Dr. Brian P. Coppola is Arthur F. Thurnau Professor of Chemistry at the University of Michigan. He currently serves as the department’s Associate Chair for Educational Development & Practice, which includes being the Director of the CSIE|UM and CALC|UM programs.
Dr. Coppola received his B.S. degree in 1978 from the University of New Hampshire and his Ph.D. in Organic Chemistry from the University of Wisconsin-Madison in 1984. Moving to Ann Arbor in 1986, he joined an active group of faculty in the design and implementation of a revised undergraduate chemistry curriculum. His 1996-7 tenure review established a new policy within the College of Literature, Science and Arts at the University of Michigan, recognizing discipline-centered teaching and learning as an area that can be represented within the LSA departments. He was promoted to Full Professor of Chemistry in 2001-2. His publications range from mechanistic organic chemistry research in 1,3-dipolar cycloaddition reactions to educational philosophy, practice and assessment.
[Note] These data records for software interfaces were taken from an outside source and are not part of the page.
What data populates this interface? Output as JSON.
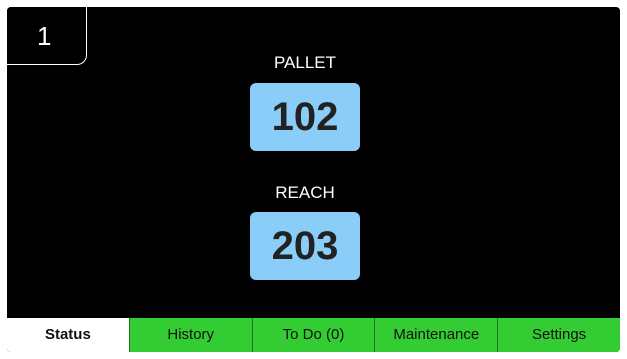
{
  "unit": {
    "number": "1"
  },
  "metrics": [
    {
      "label": "PALLET",
      "value": "102"
    },
    {
      "label": "REACH",
      "value": "203"
    }
  ],
  "tabs": [
    {
      "label": "Status",
      "active": true
    },
    {
      "label": "History"
    },
    {
      "label": "To Do (0)"
    },
    {
      "label": "Maintenance"
    },
    {
      "label": "Settings"
    }
  ],
  "colors": {
    "screen_background": "#000000",
    "value_box": "#89cdf8",
    "tab_background": "#33cc33",
    "active_tab_background": "#ffffff"
  }
}
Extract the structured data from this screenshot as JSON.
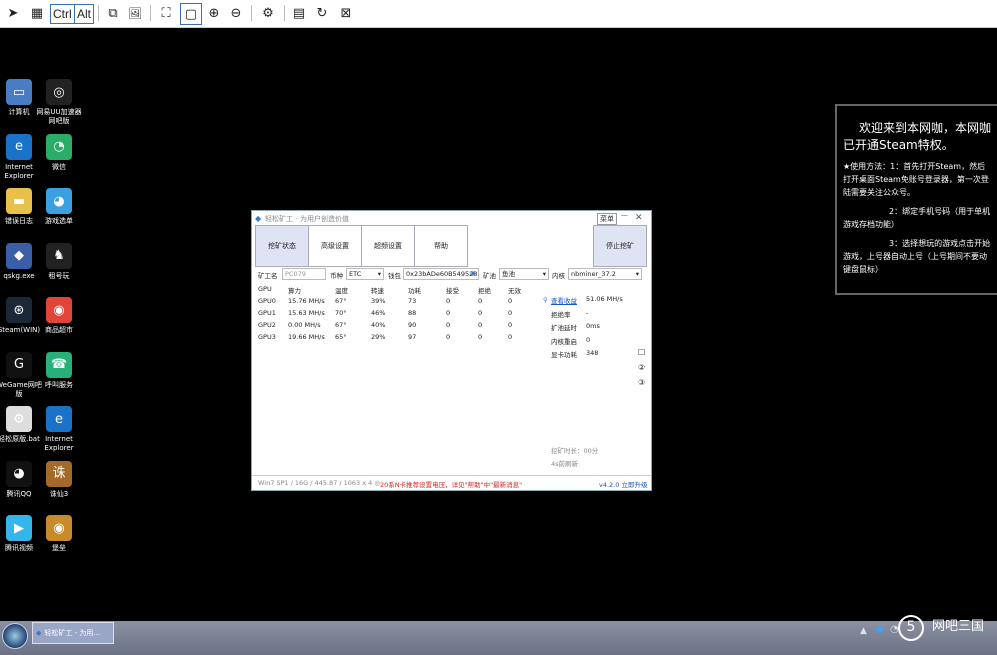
{
  "toolbar": {
    "items": [
      {
        "name": "send-icon",
        "glyph": "➤"
      },
      {
        "name": "grid-icon",
        "glyph": "▦"
      },
      {
        "name": "ctrl-key",
        "label": "Ctrl"
      },
      {
        "name": "alt-key",
        "label": "Alt"
      },
      {
        "name": "copy-icon",
        "glyph": "⧉"
      },
      {
        "name": "image-icon",
        "glyph": "🖼"
      },
      {
        "name": "fit-screen-icon",
        "glyph": "⛶"
      },
      {
        "name": "actual-size-icon",
        "glyph": "▢"
      },
      {
        "name": "zoom-in-icon",
        "glyph": "⊕"
      },
      {
        "name": "zoom-out-icon",
        "glyph": "⊖"
      },
      {
        "name": "settings-icon",
        "glyph": "⚙"
      },
      {
        "name": "note-icon",
        "glyph": "▤"
      },
      {
        "name": "refresh-icon",
        "glyph": "↻"
      },
      {
        "name": "close-screen-icon",
        "glyph": "⊠"
      }
    ]
  },
  "desktop": {
    "icons": [
      {
        "label": "计算机",
        "color": "#4a7cc4",
        "glyph": "▭"
      },
      {
        "label": "网易UU加速器网吧版",
        "color": "#222",
        "glyph": "◎"
      },
      {
        "label": "Internet Explorer",
        "color": "#1a73c8",
        "glyph": "e"
      },
      {
        "label": "微信",
        "color": "#2aae67",
        "glyph": "◔"
      },
      {
        "label": "错误日志",
        "color": "#e8c04a",
        "glyph": "▬"
      },
      {
        "label": "游戏选单",
        "color": "#3aa0e0",
        "glyph": "◕"
      },
      {
        "label": "qskg.exe",
        "color": "#3a5ea8",
        "glyph": "◆"
      },
      {
        "label": "租号玩",
        "color": "#222",
        "glyph": "♞"
      },
      {
        "label": "Steam(WIN)",
        "color": "#1b2838",
        "glyph": "⊛"
      },
      {
        "label": "商品超市",
        "color": "#e0443a",
        "glyph": "◉"
      },
      {
        "label": "WeGame网吧版",
        "color": "#111",
        "glyph": "G"
      },
      {
        "label": "呼叫服务",
        "color": "#26b07a",
        "glyph": "☎"
      },
      {
        "label": "轻松原版.bat",
        "color": "#ddd",
        "glyph": "⚙"
      },
      {
        "label": "Internet Explorer",
        "color": "#1a73c8",
        "glyph": "e"
      },
      {
        "label": "腾讯QQ",
        "color": "#111",
        "glyph": "◕"
      },
      {
        "label": "诛仙3",
        "color": "#a46a2a",
        "glyph": "诛"
      },
      {
        "label": "腾讯视频",
        "color": "#35b6e8",
        "glyph": "▶"
      },
      {
        "label": "堡垒",
        "color": "#c88a2a",
        "glyph": "◉"
      }
    ]
  },
  "panel": {
    "heading": "欢迎来到本网咖，本网咖已开通Steam特权。",
    "p1": "★使用方法：1：首先打开Steam，然后打开桌面Steam免账号登录器，第一次登陆需要关注公众号。",
    "p2": "2：绑定手机号码（用于单机游戏存档功能）",
    "p3": "3：选择想玩的游戏点击开始游戏，上号器自动上号（上号期间不要动键盘鼠标）"
  },
  "miner": {
    "title": "轻松矿工 - 为用户创造价值",
    "menu_label": "菜单",
    "tabs": [
      "挖矿状态",
      "高级设置",
      "超频设置",
      "帮助"
    ],
    "stop_label": "停止挖矿",
    "worker_label": "矿工名",
    "worker_value": "PC079",
    "coin_label": "币种",
    "coin_value": "ETC",
    "wallet_label": "钱包",
    "wallet_value": "0x23bADe60B549528",
    "pool_label": "矿池",
    "pool_value": "鱼池",
    "kernel_label": "内核",
    "kernel_value": "nbminer_37.2",
    "gpu_headers": [
      "GPU",
      "算力",
      "温度",
      "转速",
      "功耗",
      "接受",
      "拒绝",
      "无效"
    ],
    "gpus": [
      [
        "GPU0",
        "15.76 MH/s",
        "67°",
        "39%",
        "73",
        "0",
        "0",
        "0"
      ],
      [
        "GPU1",
        "15.63 MH/s",
        "70°",
        "46%",
        "88",
        "0",
        "0",
        "0"
      ],
      [
        "GPU2",
        "0.00 MH/s",
        "67°",
        "40%",
        "90",
        "0",
        "0",
        "0"
      ],
      [
        "GPU3",
        "19.66 MH/s",
        "65°",
        "29%",
        "97",
        "0",
        "0",
        "0"
      ]
    ],
    "stats": [
      {
        "label": "查看收益",
        "value": "51.06 MH/s",
        "link": true
      },
      {
        "label": "拒绝率",
        "value": "-"
      },
      {
        "label": "扩池延时",
        "value": "0ms"
      },
      {
        "label": "内核重启",
        "value": "0"
      },
      {
        "label": "显卡功耗",
        "value": "348"
      }
    ],
    "mining_time": "挖矿时长：00分",
    "refresh_text": "4s前刷新",
    "sysinfo": "Win7 SP1 / 16G / 445.87 / 1063 x 4 ◎",
    "notice": "20系N卡推荐设置电压，详见\"帮助\"中\"最新消息\"",
    "version": "v4.2.0 立即升级"
  },
  "taskbar": {
    "task_label": "轻松矿工 - 为用..."
  },
  "watermark": {
    "brand": "网吧三国"
  }
}
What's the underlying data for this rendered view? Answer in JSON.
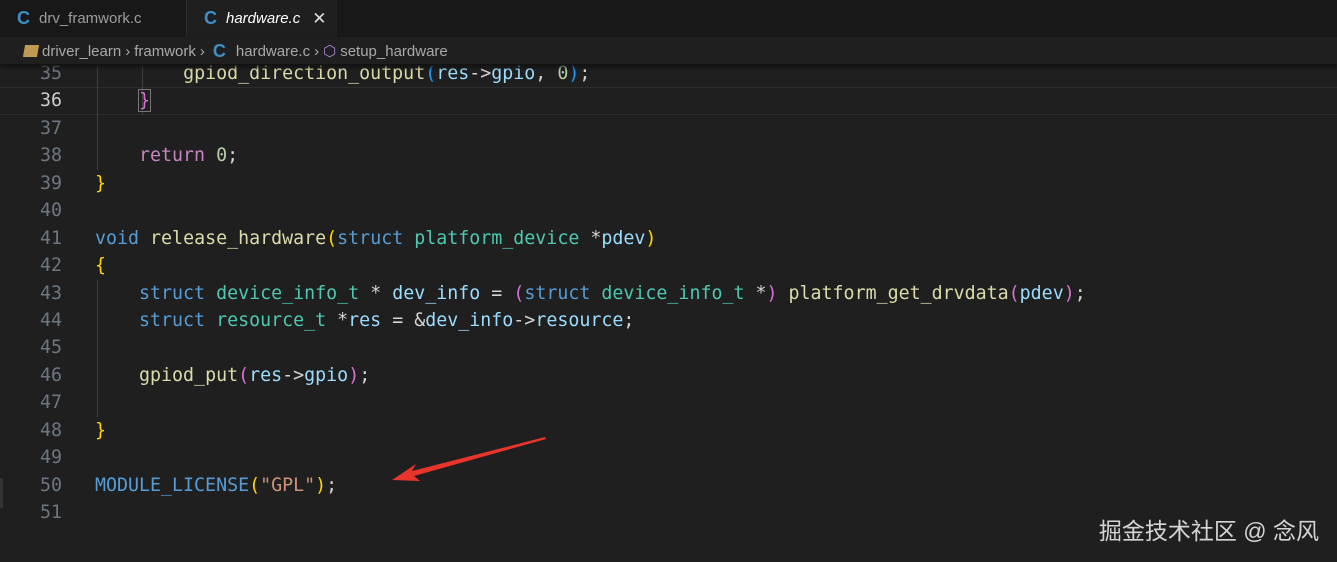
{
  "tabs": [
    {
      "label": "drv_framwork.c",
      "icon": "c-file-icon",
      "active": false
    },
    {
      "label": "hardware.c",
      "icon": "c-file-icon",
      "active": true
    }
  ],
  "breadcrumb": [
    "driver_learn",
    "framwork",
    "hardware.c",
    "setup_hardware"
  ],
  "current_line": 36,
  "lines": [
    {
      "n": "35",
      "tokens": [
        [
          "        ",
          ""
        ],
        [
          "gpiod_direction_output",
          "f"
        ],
        [
          "(",
          "b3"
        ],
        [
          "res",
          "v"
        ],
        [
          "->",
          "p"
        ],
        [
          "gpio",
          "v"
        ],
        [
          ", ",
          "p"
        ],
        [
          "0",
          "n"
        ],
        [
          ")",
          "b3"
        ],
        [
          ";",
          "p"
        ]
      ]
    },
    {
      "n": "36",
      "tokens": [
        [
          "    ",
          ""
        ],
        [
          "}",
          "b2 box"
        ]
      ]
    },
    {
      "n": "37",
      "tokens": []
    },
    {
      "n": "38",
      "tokens": [
        [
          "    ",
          ""
        ],
        [
          "return",
          "r"
        ],
        [
          " ",
          ""
        ],
        [
          "0",
          "n"
        ],
        [
          ";",
          "p"
        ]
      ]
    },
    {
      "n": "39",
      "tokens": [
        [
          "}",
          "b1"
        ]
      ]
    },
    {
      "n": "40",
      "tokens": []
    },
    {
      "n": "41",
      "tokens": [
        [
          "void",
          "k"
        ],
        [
          " ",
          ""
        ],
        [
          "release_hardware",
          "f"
        ],
        [
          "(",
          "b1"
        ],
        [
          "struct",
          "k"
        ],
        [
          " ",
          ""
        ],
        [
          "platform_device",
          "t"
        ],
        [
          " *",
          "p"
        ],
        [
          "pdev",
          "v"
        ],
        [
          ")",
          "b1"
        ]
      ]
    },
    {
      "n": "42",
      "tokens": [
        [
          "{",
          "b1"
        ]
      ]
    },
    {
      "n": "43",
      "tokens": [
        [
          "    ",
          ""
        ],
        [
          "struct",
          "k"
        ],
        [
          " ",
          ""
        ],
        [
          "device_info_t",
          "t"
        ],
        [
          " * ",
          "p"
        ],
        [
          "dev_info",
          "v"
        ],
        [
          " = ",
          "p"
        ],
        [
          "(",
          "b2"
        ],
        [
          "struct",
          "k"
        ],
        [
          " ",
          ""
        ],
        [
          "device_info_t",
          "t"
        ],
        [
          " *",
          "p"
        ],
        [
          ")",
          "b2"
        ],
        [
          " ",
          ""
        ],
        [
          "platform_get_drvdata",
          "f"
        ],
        [
          "(",
          "b2"
        ],
        [
          "pdev",
          "v"
        ],
        [
          ")",
          "b2"
        ],
        [
          ";",
          "p"
        ]
      ]
    },
    {
      "n": "44",
      "tokens": [
        [
          "    ",
          ""
        ],
        [
          "struct",
          "k"
        ],
        [
          " ",
          ""
        ],
        [
          "resource_t",
          "t"
        ],
        [
          " *",
          "p"
        ],
        [
          "res",
          "v"
        ],
        [
          " = &",
          "p"
        ],
        [
          "dev_info",
          "v"
        ],
        [
          "->",
          "p"
        ],
        [
          "resource",
          "v"
        ],
        [
          ";",
          "p"
        ]
      ]
    },
    {
      "n": "45",
      "tokens": []
    },
    {
      "n": "46",
      "tokens": [
        [
          "    ",
          ""
        ],
        [
          "gpiod_put",
          "f"
        ],
        [
          "(",
          "b2"
        ],
        [
          "res",
          "v"
        ],
        [
          "->",
          "p"
        ],
        [
          "gpio",
          "v"
        ],
        [
          ")",
          "b2"
        ],
        [
          ";",
          "p"
        ]
      ]
    },
    {
      "n": "47",
      "tokens": []
    },
    {
      "n": "48",
      "tokens": [
        [
          "}",
          "b1"
        ]
      ]
    },
    {
      "n": "49",
      "tokens": []
    },
    {
      "n": "50",
      "tokens": [
        [
          "MODULE_LICENSE",
          "m"
        ],
        [
          "(",
          "b1"
        ],
        [
          "\"GPL\"",
          "s"
        ],
        [
          ")",
          "b1"
        ],
        [
          ";",
          "p"
        ]
      ]
    },
    {
      "n": "51",
      "tokens": []
    }
  ],
  "watermark": "掘金技术社区 @ 念风",
  "annotation": {
    "type": "red-arrow",
    "color": "#e8342b",
    "points_to_line": 50
  }
}
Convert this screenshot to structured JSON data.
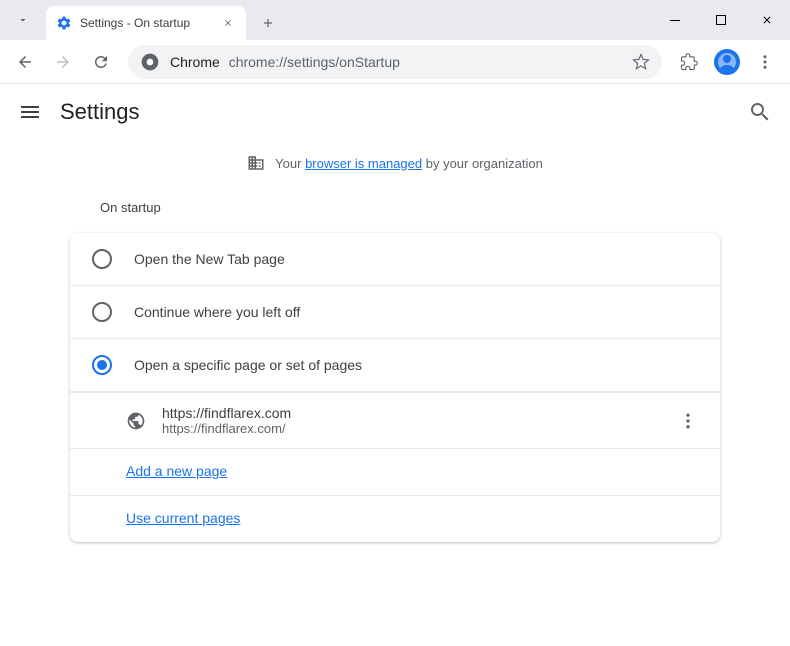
{
  "tab": {
    "title": "Settings - On startup"
  },
  "omnibox": {
    "prefix": "Chrome",
    "url": "chrome://settings/onStartup"
  },
  "header": {
    "title": "Settings"
  },
  "managed": {
    "prefix": "Your ",
    "link": "browser is managed",
    "suffix": " by your organization"
  },
  "section": {
    "title": "On startup"
  },
  "options": {
    "newtab": "Open the New Tab page",
    "continue": "Continue where you left off",
    "specific": "Open a specific page or set of pages"
  },
  "page": {
    "title": "https://findflarex.com",
    "url": "https://findflarex.com/"
  },
  "links": {
    "add": "Add a new page",
    "current": "Use current pages"
  }
}
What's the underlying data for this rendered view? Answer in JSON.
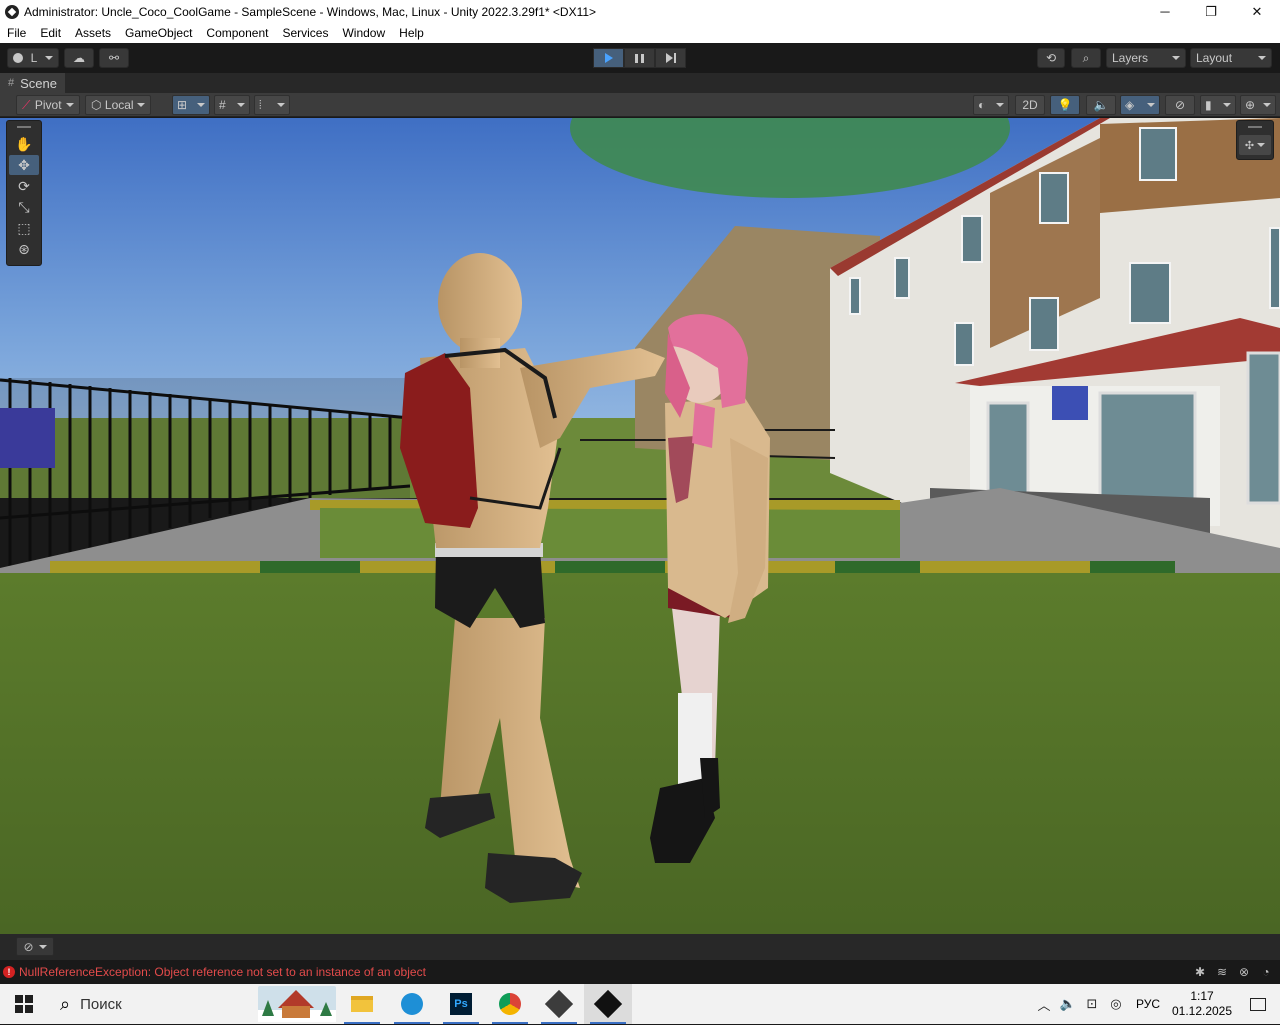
{
  "window": {
    "title": "Administrator: Uncle_Coco_CoolGame - SampleScene - Windows, Mac, Linux - Unity 2022.3.29f1* <DX11>",
    "minimize": "─",
    "maximize": "❐",
    "close": "✕"
  },
  "menu": {
    "items": [
      "File",
      "Edit",
      "Assets",
      "GameObject",
      "Component",
      "Services",
      "Window",
      "Help"
    ]
  },
  "toolbar": {
    "account_label": "L",
    "layers_label": "Layers",
    "layout_label": "Layout"
  },
  "scene": {
    "tab_label": "Scene",
    "pivot_label": "Pivot",
    "local_label": "Local",
    "mode_2d_label": "2D"
  },
  "status": {
    "error_message": "NullReferenceException: Object reference not set to an instance of an object"
  },
  "taskbar": {
    "search_placeholder": "Поиск",
    "language": "РУС",
    "time": "1:17",
    "date": "01.12.2025"
  },
  "colors": {
    "accent_blue": "#46607c",
    "error_red": "#e34b4b",
    "play_blue": "#4aa3ff"
  }
}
Dr. Mark M. Banaszak Holl is Professor of Chemistry and Professor of Biomedical Engineering and Macromolecular Science and Engineering, College of Engineering at the University of Michigan. He currently serves as the director of Macromolecular Science and Engineering program, chair of the chemistry department’s industrial liaison committee, and co-directs the CALC|UM program.
Dr. Banaszak Holl received his Ph.D. at Cornell University in 1991. His research group synthesizes and characterizes polymers and nanomaterials. The applications of these materials in drug and gene delivery and the interactions of these materials with biological membranes have been particular focus. The group also studies the nano- to micro-scale structure of collagen in tissue including the structural impacts of disease and drugs.
Dr. Robert T. Kennedy is Hobart H Willard Distinguished University Professor of Chemistry Professor of Chemistry and Professor of Pharmacology. He currently serves as the Chair of the chemistry department, and co-directs the CALC|UM program.
Dr. Kennedy earned his B.S. in Chemistry at the University of Florida (1984) and a Ph.D. from the University of North Carolina (1988). He was a post-doctoral fellow at North Carolina from 1989-1991. He became professor of chemistry at the University of Florida in 1991 and served there for 11 years before moving to Michigan. He teaches undergraduate courses in analytical chemistry and a graduate course on Chemical Separations. His research interests are analytical chemistry and its application to neuroscience, endocrinology, and biotechnology. His group has developed instrumentation that couples sampling probes to capillary electrophoresis, capillary chromatography, mass spectrometry, and microfluidic assays for monitoring neurotransmitters in vivo. These methods have been used for studying changes in neurotransmitter concentrations associated with behavior and diseases. His group has also developed sensors and microfluidic devices for monitoring insulin secretion from pancreatic b-cells.